Allegra developed sepsis from the abortion, and died on August 13.

An autopsy revealed that Amy had been normal.

The liver specialist contended that Allegra would have aborted Amy even if she had known the child was healthy in order to be eligible for the experimental program.The experimental program, however, did not actually exclude pregnant women.

Allegra's gynecologist claimed that the reason for the abortion was damage to the fetus due to radiation therapy and also mentioned chemotherapy, neither of which Allegra had undergone.

All defendants held that Allegra could not have survived long enough to deliver Amy alive anyway. However, her prognosis if untreated for the cancer was 3 to 6 months to live. That would have put Amy's gestational age at 35 weeks at the earliest her mother was expected to die -- far past the point of viability -- and at 47 weeks had her mother survived 6 months -- nearly two months past the end of a term pregnancy.

In addition, it seems bizarre to subject a woman, as one of the last acts of her life, to endure a grueling late-term abortion rather than delay merely a single week at most before inducing labor to deliver a live infant with a good chance of survival.

The jury rendered a verdict against the liver specialist for the wrongful death of baby Amy, but returned no verdict for the wrongful death of Allegra due to their assumption that the cancer would have killed her soon anyway.
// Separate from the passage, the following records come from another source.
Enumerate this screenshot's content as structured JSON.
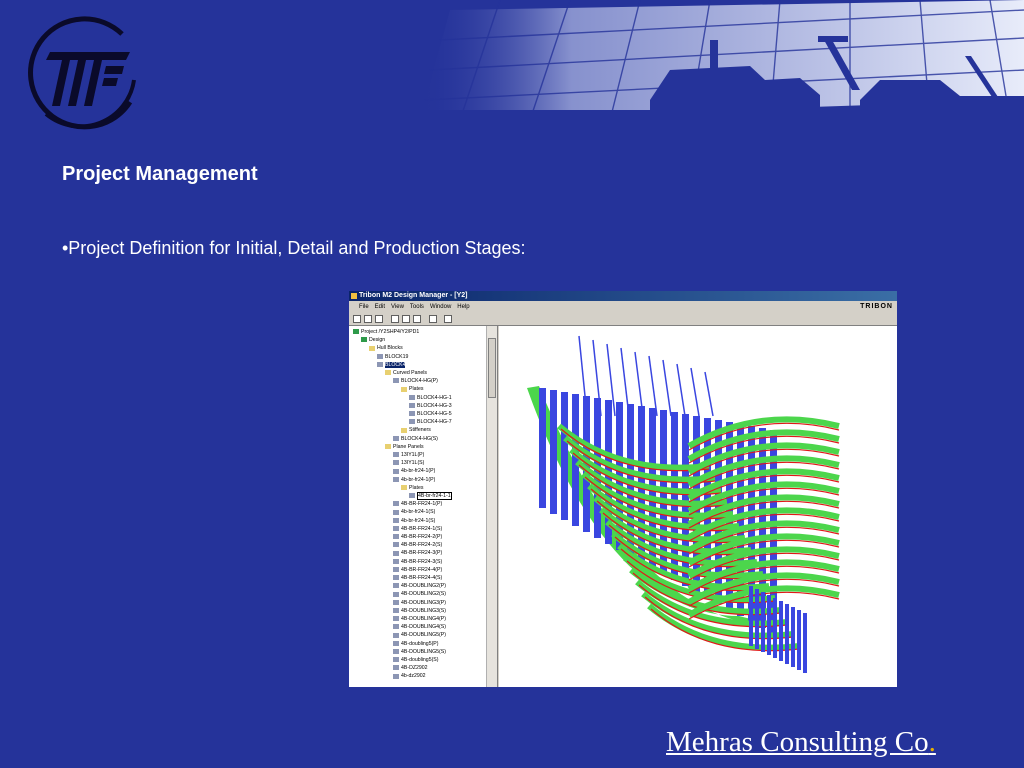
{
  "slide": {
    "heading": "Project Management",
    "bullet": "•Project Definition for Initial, Detail and Production Stages:",
    "footer": "Mehras Consulting Co",
    "footer_period": "."
  },
  "app": {
    "window_title": "Tribon M2 Design Manager - [Y2]",
    "brand": "TRIBON",
    "menu": [
      "File",
      "Edit",
      "View",
      "Tools",
      "Window",
      "Help"
    ],
    "tree": [
      {
        "label": "Project /Y2SHP4/Y2/PD1",
        "icon": "project-icon"
      },
      {
        "label": "Design",
        "icon": "design-icon"
      },
      {
        "label": "Hull Blocks",
        "icon": "folder-icon"
      },
      {
        "label": "BLOCK19",
        "icon": "block-icon"
      },
      {
        "label": "BLOCK4",
        "icon": "block-icon",
        "selected": true
      },
      {
        "label": "Curved Panels",
        "icon": "folder-icon"
      },
      {
        "label": "BLOCK4-HG(P)",
        "icon": "panel-icon"
      },
      {
        "label": "Plates",
        "icon": "folder-icon"
      },
      {
        "label": "BLOCK4-HG-1",
        "icon": "plate-icon"
      },
      {
        "label": "BLOCK4-HG-3",
        "icon": "plate-icon"
      },
      {
        "label": "BLOCK4-HG-5",
        "icon": "plate-icon"
      },
      {
        "label": "BLOCK4-HG-7",
        "icon": "plate-icon"
      },
      {
        "label": "Stiffeners",
        "icon": "folder-icon"
      },
      {
        "label": "BLOCK4-HG(S)",
        "icon": "panel-icon"
      },
      {
        "label": "Plane Panels",
        "icon": "folder-icon"
      },
      {
        "label": "13IY1L(P)",
        "icon": "panel-icon"
      },
      {
        "label": "13IY1L(S)",
        "icon": "panel-icon"
      },
      {
        "label": "4b-br-fr24-1(P)",
        "icon": "panel-icon"
      },
      {
        "label": "4b-br-fr24-1(P)",
        "icon": "panel-icon"
      },
      {
        "label": "Plates",
        "icon": "folder-icon"
      },
      {
        "label": "4B-br-fr24-1-1",
        "icon": "plate-icon",
        "editing": true
      },
      {
        "label": "4B-BR-FR24-1(P)",
        "icon": "panel-icon"
      },
      {
        "label": "4b-br-fr24-1(S)",
        "icon": "panel-icon"
      },
      {
        "label": "4b-br-fr24-1(S)",
        "icon": "panel-icon"
      },
      {
        "label": "4B-BR-FR24-1(S)",
        "icon": "panel-icon"
      },
      {
        "label": "4B-BR-FR24-2(P)",
        "icon": "panel-icon"
      },
      {
        "label": "4B-BR-FR24-2(S)",
        "icon": "panel-icon"
      },
      {
        "label": "4B-BR-FR24-3(P)",
        "icon": "panel-icon"
      },
      {
        "label": "4B-BR-FR24-3(S)",
        "icon": "panel-icon"
      },
      {
        "label": "4B-BR-FR24-4(P)",
        "icon": "panel-icon"
      },
      {
        "label": "4B-BR-FR24-4(S)",
        "icon": "panel-icon"
      },
      {
        "label": "4B-DOUBLING2(P)",
        "icon": "panel-icon"
      },
      {
        "label": "4B-DOUBLING2(S)",
        "icon": "panel-icon"
      },
      {
        "label": "4B-DOUBLING3(P)",
        "icon": "panel-icon"
      },
      {
        "label": "4B-DOUBLING3(S)",
        "icon": "panel-icon"
      },
      {
        "label": "4B-DOUBLING4(P)",
        "icon": "panel-icon"
      },
      {
        "label": "4B-DOUBLING4(S)",
        "icon": "panel-icon"
      },
      {
        "label": "4B-DOUBLING5(P)",
        "icon": "panel-icon"
      },
      {
        "label": "4B-doubling5(P)",
        "icon": "panel-icon"
      },
      {
        "label": "4B-DOUBLING5(S)",
        "icon": "panel-icon"
      },
      {
        "label": "4B-doubling5(S)",
        "icon": "panel-icon"
      },
      {
        "label": "4B-DZ2902",
        "icon": "panel-icon"
      },
      {
        "label": "4b-dz2902",
        "icon": "panel-icon"
      }
    ]
  },
  "colors": {
    "background": "#25339a",
    "hull_green": "#4cd64c",
    "stiffener_blue": "#3a46e0",
    "weld_red": "#e01818"
  }
}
Evidently they did not consider the time she could have spent being a mother to her baby daughter to be of any value.

Allegra's was not the only tragic death caused by doctors who recommended (or excused) abortion as a life-saving or health-preserving option for the mother:
  • Anjelica Duarte sought an abortion on the advice of her physician, and ended up dying under the care of a quack.
  • Barbara Hoppert died after an abortion recommended due to a congenital heart problem.
  • Christin Gilbert died after an abortion George Tiller holds was justified on grounds of maternal health.
  • Erika Peterson died in 1961 when her doctors obtained her husband's permission to perform a "therapeutic" abortion.
  • "Molly" Roe died in 1975 when her doctors made the dubious decision to perform a saline abortion to improve her chances of surviving a lupus crisis.

Sources:





  1. 1900s
  2. 1910-1919
  3. 1920s
  4. 1930s
  5. 1940s
  6. 1950s
  7. 1960s
  8. 1970s
  9. 1980s
  10. 1990s
  11. 19th century
  12. 2000-2009
  13. 20s
  14. 30s
  15. 40s
  16. NAF
  17. abortifacient
  18. abortion
  19. abortion mill
  20. abortion mortality
  21. abortionists
  22. abortionists -- female
  23. abortionists -- male
  24. alabama
  25. anesthesia
  26. arizona
  27. black women
  28. born alive
  29. botched abortion
  30. california
  31. chicago
  32. colorado
  33. connecticut
  34. cover-up
  35. death
  36. deaths
  37. deception
  38. delay in transport
  39. delay in treatment
  40. district of columbia
  41. dumped body
  42. ectopic
  43. embolism
  44. falsifying forms
  45. fetal indications
  46. florida
  47. former criminal abortionist
  48. george tiller
  49. georgia
  50. hemorrhage death
  51. hospitals
  52. illegal - doctor
  53. illegal - midwife
  54. illegal - nurse
  55. illegal - paramedical
  56. illegal - post roe
  57. illegal - unknown
  58. illegal - untrained
  59. illegal abortion
  60. illinois
  61. inadequate documents
  62. inadequate equipment
  63. inadequate resuscitation
  64. incomplete abortion
  65. indiana
  66. infection
  67. kansas
  68. llinois
  69. louisiana
  70. maryland
  71. massachusetts
  72. maternal indications
  73. maternal mortality
  74. michigan
  75. mills
  76. missouri
  77. mortality
  78. national abortion federation
  79. new jersey
  80. new mexico
  81. new york
  82. north carolina
  83. ohio
  84. oklahoma
  85. pennsylvania
  86. planned parenthood
  87. pre-roe legal
  88. previous misconduct
  89. prostaglandin
  90. quackery
  91. questionable stories
  92. ru-486
  93. rupture
  94. saline
  95. secret abortion
  96. self-induced
  97. suicide
  98. teens
  99. texas
  100. wisconsin